Below is the location of WSL terminals. The “Publisher” item, in the form of CN=45FBC5C5-8DE5-4E85-AE6A-377002DA7605 is what you want. The highlighted portion of the string will be used, but the CN= will not be included.
Below is the location of the PowerShell Core terminal. The “Production” item, in the form of C:\WINDOWS\Installer\69C0AFAD-2B31-4906-BDD3-8016DAAD82BC\PowerShellExe.ico is what you want. The highlighted portion of the string will be used.

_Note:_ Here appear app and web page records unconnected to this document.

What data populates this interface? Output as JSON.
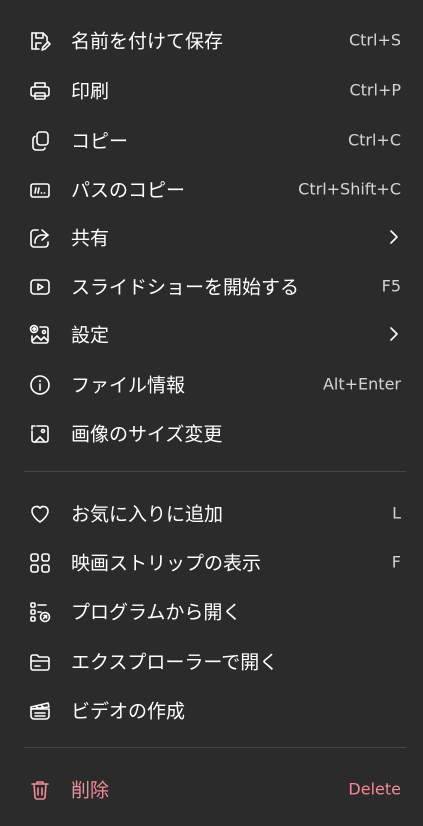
{
  "menu": {
    "items": [
      {
        "label": "名前を付けて保存",
        "shortcut": "Ctrl+S",
        "icon": "save-as-icon"
      },
      {
        "label": "印刷",
        "shortcut": "Ctrl+P",
        "icon": "print-icon"
      },
      {
        "label": "コピー",
        "shortcut": "Ctrl+C",
        "icon": "copy-icon"
      },
      {
        "label": "パスのコピー",
        "shortcut": "Ctrl+Shift+C",
        "icon": "copy-path-icon"
      },
      {
        "label": "共有",
        "shortcut": "",
        "icon": "share-icon",
        "submenu": true
      },
      {
        "label": "スライドショーを開始する",
        "shortcut": "F5",
        "icon": "slideshow-icon"
      },
      {
        "label": "設定",
        "shortcut": "",
        "icon": "set-as-icon",
        "submenu": true
      },
      {
        "label": "ファイル情報",
        "shortcut": "Alt+Enter",
        "icon": "info-icon"
      },
      {
        "label": "画像のサイズ変更",
        "shortcut": "",
        "icon": "resize-image-icon"
      },
      {
        "label": "お気に入りに追加",
        "shortcut": "L",
        "icon": "heart-icon"
      },
      {
        "label": "映画ストリップの表示",
        "shortcut": "F",
        "icon": "filmstrip-icon"
      },
      {
        "label": "プログラムから開く",
        "shortcut": "",
        "icon": "open-with-icon"
      },
      {
        "label": "エクスプローラーで開く",
        "shortcut": "",
        "icon": "folder-icon"
      },
      {
        "label": "ビデオの作成",
        "shortcut": "",
        "icon": "video-icon"
      },
      {
        "label": "削除",
        "shortcut": "Delete",
        "icon": "trash-icon",
        "danger": true
      }
    ]
  },
  "colors": {
    "background": "#2b2b2b",
    "text": "#ffffff",
    "shortcut": "#d4d4d4",
    "danger": "#f28b99",
    "divider": "#454545"
  }
}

PowerShell Core:Computer\HKEY_LOCAL_MACHINE\SOFTWARE\Classes\Installer\Products\DAFA0C9613B26094DB3D0861ADDA28CB
You could also use PowerShell Core guid to locate the PowerShell Core GUID if you wanted to be fancy.
NOTE: The NAME input value must be case sensitive !
Param([parameter(Mandatory=$true)][string]$Name)$path = ‘HKLM:\Software\Microsoft\Windows\CurrentVersion\Uninstall\*’Get-ItemProperty -Path $path | Where-Object $_.DisplayName -like “*$name*” | select Displayname, ModifyPath 123456Param([parameter(Mandatory=$true)]